#### Your instructions
The records that follow are to be reproduced verbatim.

[[ Exercise inputs, beginning ]]

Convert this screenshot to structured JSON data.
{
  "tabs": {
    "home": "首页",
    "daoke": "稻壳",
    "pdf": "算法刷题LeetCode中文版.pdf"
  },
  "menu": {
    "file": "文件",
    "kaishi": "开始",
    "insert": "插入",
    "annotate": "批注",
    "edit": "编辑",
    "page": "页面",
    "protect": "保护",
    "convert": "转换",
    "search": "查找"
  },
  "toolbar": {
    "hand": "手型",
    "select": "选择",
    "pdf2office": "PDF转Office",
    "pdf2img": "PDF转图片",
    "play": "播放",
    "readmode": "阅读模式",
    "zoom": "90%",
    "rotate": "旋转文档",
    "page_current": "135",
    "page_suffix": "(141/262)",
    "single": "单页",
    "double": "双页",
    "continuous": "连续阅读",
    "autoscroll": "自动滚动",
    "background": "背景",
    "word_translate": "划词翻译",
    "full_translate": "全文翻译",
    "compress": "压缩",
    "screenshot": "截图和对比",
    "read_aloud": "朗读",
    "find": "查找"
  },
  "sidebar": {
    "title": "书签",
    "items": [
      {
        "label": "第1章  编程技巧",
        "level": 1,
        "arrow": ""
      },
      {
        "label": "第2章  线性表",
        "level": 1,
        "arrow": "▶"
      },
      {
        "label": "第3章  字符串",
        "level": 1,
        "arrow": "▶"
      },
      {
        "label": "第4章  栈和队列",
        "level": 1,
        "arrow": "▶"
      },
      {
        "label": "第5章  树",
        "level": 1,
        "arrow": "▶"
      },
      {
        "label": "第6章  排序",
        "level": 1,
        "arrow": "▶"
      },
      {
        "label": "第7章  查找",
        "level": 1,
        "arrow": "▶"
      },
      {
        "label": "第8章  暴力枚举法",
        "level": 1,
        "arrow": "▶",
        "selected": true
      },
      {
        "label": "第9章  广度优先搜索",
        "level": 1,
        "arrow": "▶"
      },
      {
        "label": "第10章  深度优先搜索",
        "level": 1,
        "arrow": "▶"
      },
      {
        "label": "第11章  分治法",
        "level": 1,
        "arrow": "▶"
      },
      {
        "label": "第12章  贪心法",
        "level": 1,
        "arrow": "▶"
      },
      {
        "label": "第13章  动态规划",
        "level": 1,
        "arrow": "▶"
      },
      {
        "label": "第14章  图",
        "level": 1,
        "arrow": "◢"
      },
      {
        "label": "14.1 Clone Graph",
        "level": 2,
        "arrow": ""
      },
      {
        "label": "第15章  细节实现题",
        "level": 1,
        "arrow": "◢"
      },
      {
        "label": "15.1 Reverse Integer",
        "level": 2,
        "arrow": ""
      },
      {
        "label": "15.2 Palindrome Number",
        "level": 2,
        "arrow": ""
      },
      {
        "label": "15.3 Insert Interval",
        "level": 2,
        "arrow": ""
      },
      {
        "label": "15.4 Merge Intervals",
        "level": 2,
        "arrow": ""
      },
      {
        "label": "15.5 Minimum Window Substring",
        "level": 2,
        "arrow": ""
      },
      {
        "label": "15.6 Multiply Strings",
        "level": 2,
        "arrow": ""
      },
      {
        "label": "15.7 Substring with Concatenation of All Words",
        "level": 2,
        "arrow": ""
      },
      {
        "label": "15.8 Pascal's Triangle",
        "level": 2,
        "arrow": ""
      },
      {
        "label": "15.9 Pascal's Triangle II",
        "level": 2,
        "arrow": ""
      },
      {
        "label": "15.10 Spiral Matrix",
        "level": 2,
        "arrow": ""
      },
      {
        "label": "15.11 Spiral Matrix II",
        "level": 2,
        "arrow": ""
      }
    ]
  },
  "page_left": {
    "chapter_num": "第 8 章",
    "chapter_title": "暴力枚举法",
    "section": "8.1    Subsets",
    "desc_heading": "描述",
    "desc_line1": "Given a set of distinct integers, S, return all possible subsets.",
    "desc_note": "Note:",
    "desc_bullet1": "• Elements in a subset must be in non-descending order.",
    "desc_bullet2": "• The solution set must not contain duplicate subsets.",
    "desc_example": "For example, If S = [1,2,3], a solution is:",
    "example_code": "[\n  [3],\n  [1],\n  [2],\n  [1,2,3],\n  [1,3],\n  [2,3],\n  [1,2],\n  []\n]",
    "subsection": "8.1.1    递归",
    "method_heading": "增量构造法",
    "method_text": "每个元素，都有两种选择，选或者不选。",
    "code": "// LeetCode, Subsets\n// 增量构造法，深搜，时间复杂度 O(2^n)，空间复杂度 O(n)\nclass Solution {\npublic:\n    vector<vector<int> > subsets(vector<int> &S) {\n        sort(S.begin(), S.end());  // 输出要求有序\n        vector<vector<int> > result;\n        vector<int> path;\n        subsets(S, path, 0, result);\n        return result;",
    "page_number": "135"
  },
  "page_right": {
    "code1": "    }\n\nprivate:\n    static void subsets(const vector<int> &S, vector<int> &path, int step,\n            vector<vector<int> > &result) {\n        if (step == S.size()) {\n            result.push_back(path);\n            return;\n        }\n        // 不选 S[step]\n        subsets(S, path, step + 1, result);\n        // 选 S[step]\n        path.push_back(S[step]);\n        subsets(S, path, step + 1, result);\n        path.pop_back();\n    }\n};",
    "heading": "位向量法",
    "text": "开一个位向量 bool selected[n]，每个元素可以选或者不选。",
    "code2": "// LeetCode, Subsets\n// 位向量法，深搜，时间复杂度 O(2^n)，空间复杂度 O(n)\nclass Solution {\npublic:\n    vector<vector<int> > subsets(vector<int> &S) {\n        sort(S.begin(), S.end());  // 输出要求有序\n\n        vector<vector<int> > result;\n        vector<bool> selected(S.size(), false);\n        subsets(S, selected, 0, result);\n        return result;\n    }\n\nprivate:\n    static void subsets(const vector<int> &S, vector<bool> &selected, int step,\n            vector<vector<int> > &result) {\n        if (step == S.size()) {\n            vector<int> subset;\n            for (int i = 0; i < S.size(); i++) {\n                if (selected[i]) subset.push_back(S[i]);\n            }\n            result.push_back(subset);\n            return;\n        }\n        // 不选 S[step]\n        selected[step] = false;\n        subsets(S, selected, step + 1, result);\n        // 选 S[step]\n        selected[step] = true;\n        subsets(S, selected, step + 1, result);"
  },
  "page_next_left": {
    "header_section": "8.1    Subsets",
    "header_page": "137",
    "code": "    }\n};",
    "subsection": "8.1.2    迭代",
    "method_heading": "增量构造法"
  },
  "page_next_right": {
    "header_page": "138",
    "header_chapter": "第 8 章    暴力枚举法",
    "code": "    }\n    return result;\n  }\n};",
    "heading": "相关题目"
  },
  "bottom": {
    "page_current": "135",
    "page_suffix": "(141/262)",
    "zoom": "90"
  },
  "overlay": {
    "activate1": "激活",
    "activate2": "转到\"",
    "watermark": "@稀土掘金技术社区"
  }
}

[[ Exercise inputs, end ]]

#### Exercise answer
Convert this screenshot to structured JSON data.
{
  "tabs": {
    "home": "首页",
    "daoke": "稻壳",
    "pdf": "算法刷题LeetCode中文版.pdf"
  },
  "menu": {
    "file": "文件",
    "kaishi": "开始",
    "insert": "插入",
    "annotate": "批注",
    "edit": "编辑",
    "page": "页面",
    "protect": "保护",
    "convert": "转换",
    "search": "查找"
  },
  "toolbar": {
    "hand": "手型",
    "select": "选择",
    "pdf2office": "PDF转Office",
    "pdf2img": "PDF转图片",
    "play": "播放",
    "readmode": "阅读模式",
    "zoom": "90%",
    "rotate": "旋转文档",
    "page_current": "135",
    "page_suffix": "(141/262)",
    "single": "单页",
    "double": "双页",
    "continuous": "连续阅读",
    "autoscroll": "自动滚动",
    "background": "背景",
    "word_translate": "划词翻译",
    "full_translate": "全文翻译",
    "compress": "压缩",
    "screenshot": "截图和对比",
    "read_aloud": "朗读",
    "find": "查找"
  },
  "sidebar": {
    "title": "书签",
    "items": [
      {
        "label": "第1章  编程技巧",
        "level": 1,
        "arrow": ""
      },
      {
        "label": "第2章  线性表",
        "level": 1,
        "arrow": "▶"
      },
      {
        "label": "第3章  字符串",
        "level": 1,
        "arrow": "▶"
      },
      {
        "label": "第4章  栈和队列",
        "level": 1,
        "arrow": "▶"
      },
      {
        "label": "第5章  树",
        "level": 1,
        "arrow": "▶"
      },
      {
        "label": "第6章  排序",
        "level": 1,
        "arrow": "▶"
      },
      {
        "label": "第7章  查找",
        "level": 1,
        "arrow": "▶"
      },
      {
        "label": "第8章  暴力枚举法",
        "level": 1,
        "arrow": "▶",
        "selected": true
      },
      {
        "label": "第9章  广度优先搜索",
        "level": 1,
        "arrow": "▶"
      },
      {
        "label": "第10章  深度优先搜索",
        "level": 1,
        "arrow": "▶"
      },
      {
        "label": "第11章  分治法",
        "level": 1,
        "arrow": "▶"
      },
      {
        "label": "第12章  贪心法",
        "level": 1,
        "arrow": "▶"
      },
      {
        "label": "第13章  动态规划",
        "level": 1,
        "arrow": "▶"
      },
      {
        "label": "第14章  图",
        "level": 1,
        "arrow": "◢"
      },
      {
        "label": "14.1 Clone Graph",
        "level": 2,
        "arrow": ""
      },
      {
        "label": "第15章  细节实现题",
        "level": 1,
        "arrow": "◢"
      },
      {
        "label": "15.1 Reverse Integer",
        "level": 2,
        "arrow": ""
      },
      {
        "label": "15.2 Palindrome Number",
        "level": 2,
        "arrow": ""
      },
      {
        "label": "15.3 Insert Interval",
        "level": 2,
        "arrow": ""
      },
      {
        "label": "15.4 Merge Intervals",
        "level": 2,
        "arrow": ""
      },
      {
        "label": "15.5 Minimum Window Substring",
        "level": 2,
        "arrow": ""
      },
      {
        "label": "15.6 Multiply Strings",
        "level": 2,
        "arrow": ""
      },
      {
        "label": "15.7 Substring with Concatenation of All Words",
        "level": 2,
        "arrow": ""
      },
      {
        "label": "15.8 Pascal's Triangle",
        "level": 2,
        "arrow": ""
      },
      {
        "label": "15.9 Pascal's Triangle II",
        "level": 2,
        "arrow": ""
      },
      {
        "label": "15.10 Spiral Matrix",
        "level": 2,
        "arrow": ""
      },
      {
        "label": "15.11 Spiral Matrix II",
        "level": 2,
        "arrow": ""
      }
    ]
  },
  "page_left": {
    "chapter_num": "第 8 章",
    "chapter_title": "暴力枚举法",
    "section": "8.1    Subsets",
    "desc_heading": "描述",
    "desc_line1": "Given a set of distinct integers, S, return all possible subsets.",
    "desc_note": "Note:",
    "desc_bullet1": "• Elements in a subset must be in non-descending order.",
    "desc_bullet2": "• The solution set must not contain duplicate subsets.",
    "desc_example": "For example, If S = [1,2,3], a solution is:",
    "example_code": "[\n  [3],\n  [1],\n  [2],\n  [1,2,3],\n  [1,3],\n  [2,3],\n  [1,2],\n  []\n]",
    "subsection": "8.1.1    递归",
    "method_heading": "增量构造法",
    "method_text": "每个元素，都有两种选择，选或者不选。",
    "code": "// LeetCode, Subsets\n// 增量构造法，深搜，时间复杂度 O(2^n)，空间复杂度 O(n)\nclass Solution {\npublic:\n    vector<vector<int> > subsets(vector<int> &S) {\n        sort(S.begin(), S.end());  // 输出要求有序\n        vector<vector<int> > result;\n        vector<int> path;\n        subsets(S, path, 0, result);\n        return result;",
    "page_number": "135"
  },
  "page_right": {
    "code1": "    }\n\nprivate:\n    static void subsets(const vector<int> &S, vector<int> &path, int step,\n            vector<vector<int> > &result) {\n        if (step == S.size()) {\n            result.push_back(path);\n            return;\n        }\n        // 不选 S[step]\n        subsets(S, path, step + 1, result);\n        // 选 S[step]\n        path.push_back(S[step]);\n        subsets(S, path, step + 1, result);\n        path.pop_back();\n    }\n};",
    "heading": "位向量法",
    "text": "开一个位向量 bool selected[n]，每个元素可以选或者不选。",
    "code2": "// LeetCode, Subsets\n// 位向量法，深搜，时间复杂度 O(2^n)，空间复杂度 O(n)\nclass Solution {\npublic:\n    vector<vector<int> > subsets(vector<int> &S) {\n        sort(S.begin(), S.end());  // 输出要求有序\n\n        vector<vector<int> > result;\n        vector<bool> selected(S.size(), false);\n        subsets(S, selected, 0, result);\n        return result;\n    }\n\nprivate:\n    static void subsets(const vector<int> &S, vector<bool> &selected, int step,\n            vector<vector<int> > &result) {\n        if (step == S.size()) {\n            vector<int> subset;\n            for (int i = 0; i < S.size(); i++) {\n                if (selected[i]) subset.push_back(S[i]);\n            }\n            result.push_back(subset);\n            return;\n        }\n        // 不选 S[step]\n        selected[step] = false;\n        subsets(S, selected, step + 1, result);\n        // 选 S[step]\n        selected[step] = true;\n        subsets(S, selected, step + 1, result);"
  },
  "page_next_left": {
    "header_section": "8.1    Subsets",
    "header_page": "137",
    "code": "    }\n};",
    "subsection": "8.1.2    迭代",
    "method_heading": "增量构造法"
  },
  "page_next_right": {
    "header_page": "138",
    "header_chapter": "第 8 章    暴力枚举法",
    "code": "    }\n    return result;\n  }\n};",
    "heading": "相关题目"
  },
  "bottom": {
    "page_current": "135",
    "page_suffix": "(141/262)",
    "zoom": "90"
  },
  "overlay": {
    "activate1": "激活",
    "activate2": "转到\"",
    "watermark": "@稀土掘金技术社区"
  }
}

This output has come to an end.